---- DATASET EXCERPTS
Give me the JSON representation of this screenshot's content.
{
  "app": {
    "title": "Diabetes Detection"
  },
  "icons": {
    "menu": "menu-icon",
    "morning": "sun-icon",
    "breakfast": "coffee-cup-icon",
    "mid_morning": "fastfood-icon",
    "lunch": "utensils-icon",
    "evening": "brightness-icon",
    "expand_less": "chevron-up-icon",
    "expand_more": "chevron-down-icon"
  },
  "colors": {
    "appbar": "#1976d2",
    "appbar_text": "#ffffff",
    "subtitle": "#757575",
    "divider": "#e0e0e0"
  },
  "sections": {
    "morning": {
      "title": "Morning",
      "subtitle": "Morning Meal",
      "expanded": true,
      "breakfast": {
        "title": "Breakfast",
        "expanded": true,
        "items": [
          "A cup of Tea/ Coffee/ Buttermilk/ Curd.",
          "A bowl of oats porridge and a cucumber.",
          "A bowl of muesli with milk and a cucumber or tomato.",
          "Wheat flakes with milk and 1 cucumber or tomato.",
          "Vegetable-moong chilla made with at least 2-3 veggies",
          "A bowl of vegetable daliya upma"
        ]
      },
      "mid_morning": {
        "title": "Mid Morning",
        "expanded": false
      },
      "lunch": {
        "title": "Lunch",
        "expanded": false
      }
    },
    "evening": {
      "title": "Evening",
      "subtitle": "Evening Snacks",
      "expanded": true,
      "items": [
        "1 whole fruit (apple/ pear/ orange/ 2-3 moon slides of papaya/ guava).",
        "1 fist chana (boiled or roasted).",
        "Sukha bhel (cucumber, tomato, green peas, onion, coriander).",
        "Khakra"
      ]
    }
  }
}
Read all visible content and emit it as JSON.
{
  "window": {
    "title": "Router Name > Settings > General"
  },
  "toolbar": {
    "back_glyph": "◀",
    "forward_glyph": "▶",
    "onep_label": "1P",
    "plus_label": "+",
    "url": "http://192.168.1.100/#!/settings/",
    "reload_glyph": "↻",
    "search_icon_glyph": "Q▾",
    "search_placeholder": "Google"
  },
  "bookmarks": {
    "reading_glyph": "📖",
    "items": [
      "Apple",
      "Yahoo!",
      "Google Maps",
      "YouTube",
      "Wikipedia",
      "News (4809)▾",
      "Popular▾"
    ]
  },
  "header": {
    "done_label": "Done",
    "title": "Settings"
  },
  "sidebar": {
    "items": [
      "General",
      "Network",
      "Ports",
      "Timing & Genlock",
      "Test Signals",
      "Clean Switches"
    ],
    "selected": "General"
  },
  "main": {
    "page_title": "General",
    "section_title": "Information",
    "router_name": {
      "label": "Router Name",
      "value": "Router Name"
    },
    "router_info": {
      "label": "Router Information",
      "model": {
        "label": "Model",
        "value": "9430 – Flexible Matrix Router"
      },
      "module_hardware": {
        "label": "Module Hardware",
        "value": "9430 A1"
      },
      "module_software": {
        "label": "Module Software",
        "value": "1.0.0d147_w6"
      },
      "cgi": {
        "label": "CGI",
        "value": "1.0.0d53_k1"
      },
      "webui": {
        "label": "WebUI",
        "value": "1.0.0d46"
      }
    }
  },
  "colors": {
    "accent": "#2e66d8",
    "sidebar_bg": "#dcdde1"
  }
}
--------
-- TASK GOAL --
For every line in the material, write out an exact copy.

-- SOLVED PROBLEM --
Give me the JSON representation of this screenshot's content.
{
  "app": {
    "title": "Diabetes Detection"
  },
  "icons": {
    "menu": "menu-icon",
    "morning": "sun-icon",
    "breakfast": "coffee-cup-icon",
    "mid_morning": "fastfood-icon",
    "lunch": "utensils-icon",
    "evening": "brightness-icon",
    "expand_less": "chevron-up-icon",
    "expand_more": "chevron-down-icon"
  },
  "colors": {
    "appbar": "#1976d2",
    "appbar_text": "#ffffff",
    "subtitle": "#757575",
    "divider": "#e0e0e0"
  },
  "sections": {
    "morning": {
      "title": "Morning",
      "subtitle": "Morning Meal",
      "expanded": true,
      "breakfast": {
        "title": "Breakfast",
        "expanded": true,
        "items": [
          "A cup of Tea/ Coffee/ Buttermilk/ Curd.",
          "A bowl of oats porridge and a cucumber.",
          "A bowl of muesli with milk and a cucumber or tomato.",
          "Wheat flakes with milk and 1 cucumber or tomato.",
          "Vegetable-moong chilla made with at least 2-3 veggies",
          "A bowl of vegetable daliya upma"
        ]
      },
      "mid_morning": {
        "title": "Mid Morning",
        "expanded": false
      },
      "lunch": {
        "title": "Lunch",
        "expanded": false
      }
    },
    "evening": {
      "title": "Evening",
      "subtitle": "Evening Snacks",
      "expanded": true,
      "items": [
        "1 whole fruit (apple/ pear/ orange/ 2-3 moon slides of papaya/ guava).",
        "1 fist chana (boiled or roasted).",
        "Sukha bhel (cucumber, tomato, green peas, onion, coriander).",
        "Khakra"
      ]
    }
  }
}
Read all visible content and emit it as JSON.
{
  "window": {
    "title": "Router Name > Settings > General"
  },
  "toolbar": {
    "back_glyph": "◀",
    "forward_glyph": "▶",
    "onep_label": "1P",
    "plus_label": "+",
    "url": "http://192.168.1.100/#!/settings/",
    "reload_glyph": "↻",
    "search_icon_glyph": "Q▾",
    "search_placeholder": "Google"
  },
  "bookmarks": {
    "reading_glyph": "📖",
    "items": [
      "Apple",
      "Yahoo!",
      "Google Maps",
      "YouTube",
      "Wikipedia",
      "News (4809)▾",
      "Popular▾"
    ]
  },
  "header": {
    "done_label": "Done",
    "title": "Settings"
  },
  "sidebar": {
    "items": [
      "General",
      "Network",
      "Ports",
      "Timing & Genlock",
      "Test Signals",
      "Clean Switches"
    ],
    "selected": "General"
  },
  "main": {
    "page_title": "General",
    "section_title": "Information",
    "router_name": {
      "label": "Router Name",
      "value": "Router Name"
    },
    "router_info": {
      "label": "Router Information",
      "model": {
        "label": "Model",
        "value": "9430 – Flexible Matrix Router"
      },
      "module_hardware": {
        "label": "Module Hardware",
        "value": "9430 A1"
      },
      "module_software": {
        "label": "Module Software",
        "value": "1.0.0d147_w6"
      },
      "cgi": {
        "label": "CGI",
        "value": "1.0.0d53_k1"
      },
      "webui": {
        "label": "WebUI",
        "value": "1.0.0d46"
      }
    }
  },
  "colors": {
    "accent": "#2e66d8",
    "sidebar_bg": "#dcdde1"
  }
}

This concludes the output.